"We see this as a natural extension of our primetime HDTV programming," said Preston Davis, president of Broadcast Operations and Engineering for ABC, "The plan is to have all of the studio elements both inside and outside our Times Square location in high definition right from the start. But because ABC News also acquires content from a broad range of suppliers, for the time being, much of their material will come to us in standard definition to be upconverted to HDTV as it is integrated into the program."

This may change as Davis predicts the new HDV recording format will play an increasingly larger role in GMA's remote productions. "We gather a fair amount of material today using small format DV cameras such as the PD-150 from Sony," he said, "so you will see a gradual replacement of those DV cameras into 720p HDV because we think it is a very suitable format for this early transition into high-definition television news."

The step up to HD will involve quite a bit of infrastructure change in ABC's primary complex at 47 W. 66th St., including the installation of a new Sony MVS-8000A high-definition switcher, a Sony HDS-X5800 router and nine Sony HDC-1500S studio cameras along with some handheld models to cover the crowds outside the Times Square studios.

During the technical changeover of its master control capabilities to HD, "Good Morning America" will bring in a 53-foot AMV Crossroads double expando mobile production truck to continue its standard-definition broadcasts.

"We have customized our remote truck to match ABC's studio requirements," said Eric Duke, president of New York-based All Mobile Video. "This includes a Sony MVS-8000 switcher so they can get familiar with the system they will ultimately use on a daily basis, and augmenting our existing Ikegami camera control units with the addition of Sony CCUs, so their camera crews can ease the transition to the equipment they will ultimately be using."

Initially the studio segments shot on the GMA set will have stereo audio, but the Friday Concert Series music segments will be produced in 5.1 surround.

"I think HDTV is a format that lends itself to stories that have a lot of visuals," producer Green said, "and while I think the editorial goals of the show will remain the same, this new technology will let our viewers get more of a feel of actually being on location.

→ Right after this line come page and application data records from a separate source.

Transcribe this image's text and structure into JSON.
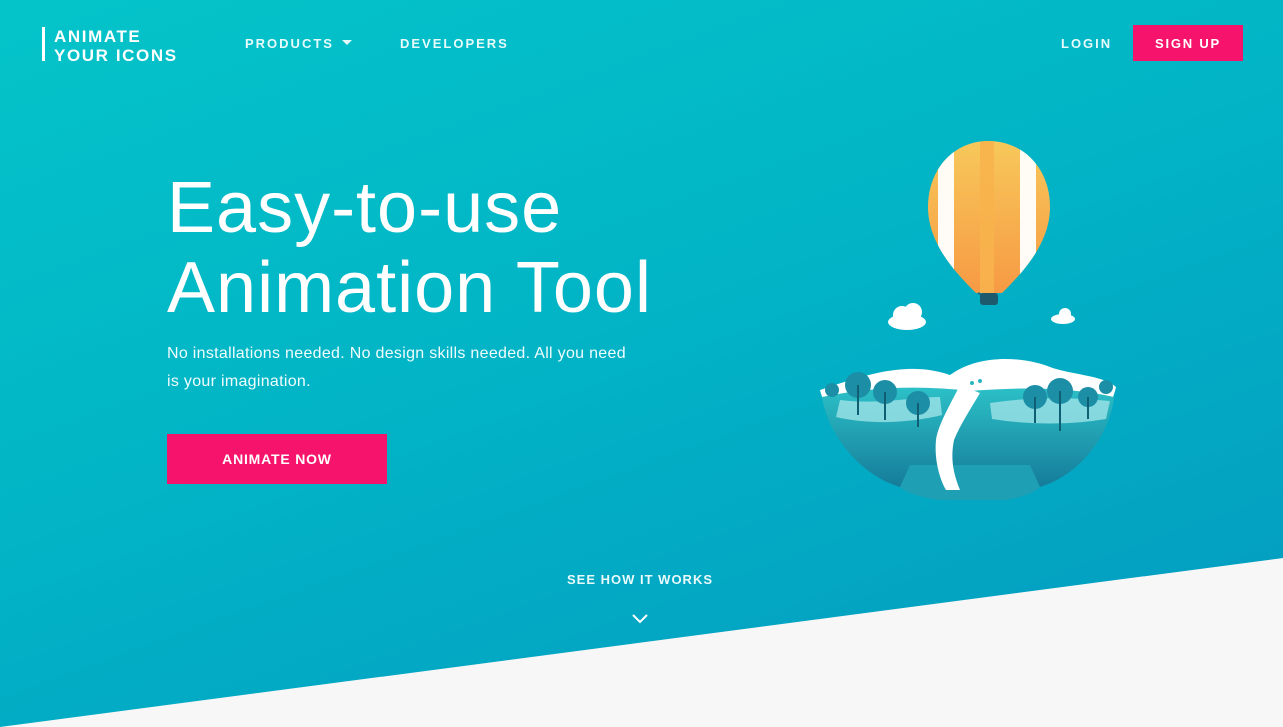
{
  "brand": {
    "line1": "ANIMATE",
    "line2": "YOUR ICONS"
  },
  "nav": {
    "products": "PRODUCTS",
    "developers": "DEVELOPERS",
    "login": "LOGIN",
    "signup": "SIGN UP"
  },
  "hero": {
    "headline_line1": "Easy-to-use",
    "headline_line2": "Animation Tool",
    "subtext": "No installations needed. No design skills needed. All you need is your imagination.",
    "cta": "ANIMATE NOW",
    "see_how": "SEE HOW IT WORKS"
  },
  "icons": {
    "products_dropdown": "caret-down-icon",
    "scroll_down": "chevron-down-icon",
    "illustration": "hot-air-balloon-island-illustration"
  },
  "colors": {
    "accent": "#f5136b",
    "hero_start": "#04c4c9",
    "hero_end": "#0499c0",
    "band": "#f7f7f8",
    "balloon_orange": "#f8a64a",
    "island_teal": "#2bb7c0"
  }
}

I think it is just going to make the competitive race for telling visual stories more intense and will encourage our directors to take our cameras outside more often to appreciate the depth and beauty of Times Square."

The hosts, by the way, have been some of the biggest supporters of moving into HDTV. "Our anchors are unusually hip," Green said, "and in fact it was Diane Sawyer who had a Blackberry before any of the producers did."

The exact premiere date of "Good Morning America" in HD has not yet been announced.